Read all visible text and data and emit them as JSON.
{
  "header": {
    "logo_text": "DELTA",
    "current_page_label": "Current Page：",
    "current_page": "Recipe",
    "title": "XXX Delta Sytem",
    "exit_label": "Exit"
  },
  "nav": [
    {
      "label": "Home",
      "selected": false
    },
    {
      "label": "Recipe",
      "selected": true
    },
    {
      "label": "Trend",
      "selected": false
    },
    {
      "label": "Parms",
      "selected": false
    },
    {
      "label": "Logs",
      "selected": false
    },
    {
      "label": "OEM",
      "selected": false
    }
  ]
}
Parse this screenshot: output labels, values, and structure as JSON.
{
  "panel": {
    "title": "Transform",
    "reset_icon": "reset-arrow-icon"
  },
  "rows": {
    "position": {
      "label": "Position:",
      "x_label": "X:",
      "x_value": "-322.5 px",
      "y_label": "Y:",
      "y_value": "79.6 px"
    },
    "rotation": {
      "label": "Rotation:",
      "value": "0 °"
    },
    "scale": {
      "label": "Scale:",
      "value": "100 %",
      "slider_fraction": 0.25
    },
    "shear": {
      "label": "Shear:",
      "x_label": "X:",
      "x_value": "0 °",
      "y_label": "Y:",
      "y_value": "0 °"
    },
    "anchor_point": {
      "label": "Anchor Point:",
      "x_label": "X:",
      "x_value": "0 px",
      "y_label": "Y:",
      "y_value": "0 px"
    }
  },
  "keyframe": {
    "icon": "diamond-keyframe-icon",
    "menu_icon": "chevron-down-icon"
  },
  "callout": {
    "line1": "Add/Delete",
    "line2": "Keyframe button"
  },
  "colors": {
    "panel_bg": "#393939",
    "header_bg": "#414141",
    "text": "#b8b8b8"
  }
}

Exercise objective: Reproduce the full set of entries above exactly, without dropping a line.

Answer:
Read all visible text and data and emit them as JSON.
{
  "header": {
    "logo_text": "DELTA",
    "current_page_label": "Current Page：",
    "current_page": "Recipe",
    "title": "XXX Delta Sytem",
    "exit_label": "Exit"
  },
  "nav": [
    {
      "label": "Home",
      "selected": false
    },
    {
      "label": "Recipe",
      "selected": true
    },
    {
      "label": "Trend",
      "selected": false
    },
    {
      "label": "Parms",
      "selected": false
    },
    {
      "label": "Logs",
      "selected": false
    },
    {
      "label": "OEM",
      "selected": false
    }
  ]
}
Parse this screenshot: output labels, values, and structure as JSON.
{
  "panel": {
    "title": "Transform",
    "reset_icon": "reset-arrow-icon"
  },
  "rows": {
    "position": {
      "label": "Position:",
      "x_label": "X:",
      "x_value": "-322.5 px",
      "y_label": "Y:",
      "y_value": "79.6 px"
    },
    "rotation": {
      "label": "Rotation:",
      "value": "0 °"
    },
    "scale": {
      "label": "Scale:",
      "value": "100 %",
      "slider_fraction": 0.25
    },
    "shear": {
      "label": "Shear:",
      "x_label": "X:",
      "x_value": "0 °",
      "y_label": "Y:",
      "y_value": "0 °"
    },
    "anchor_point": {
      "label": "Anchor Point:",
      "x_label": "X:",
      "x_value": "0 px",
      "y_label": "Y:",
      "y_value": "0 px"
    }
  },
  "keyframe": {
    "icon": "diamond-keyframe-icon",
    "menu_icon": "chevron-down-icon"
  },
  "callout": {
    "line1": "Add/Delete",
    "line2": "Keyframe button"
  },
  "colors": {
    "panel_bg": "#393939",
    "header_bg": "#414141",
    "text": "#b8b8b8"
  }
}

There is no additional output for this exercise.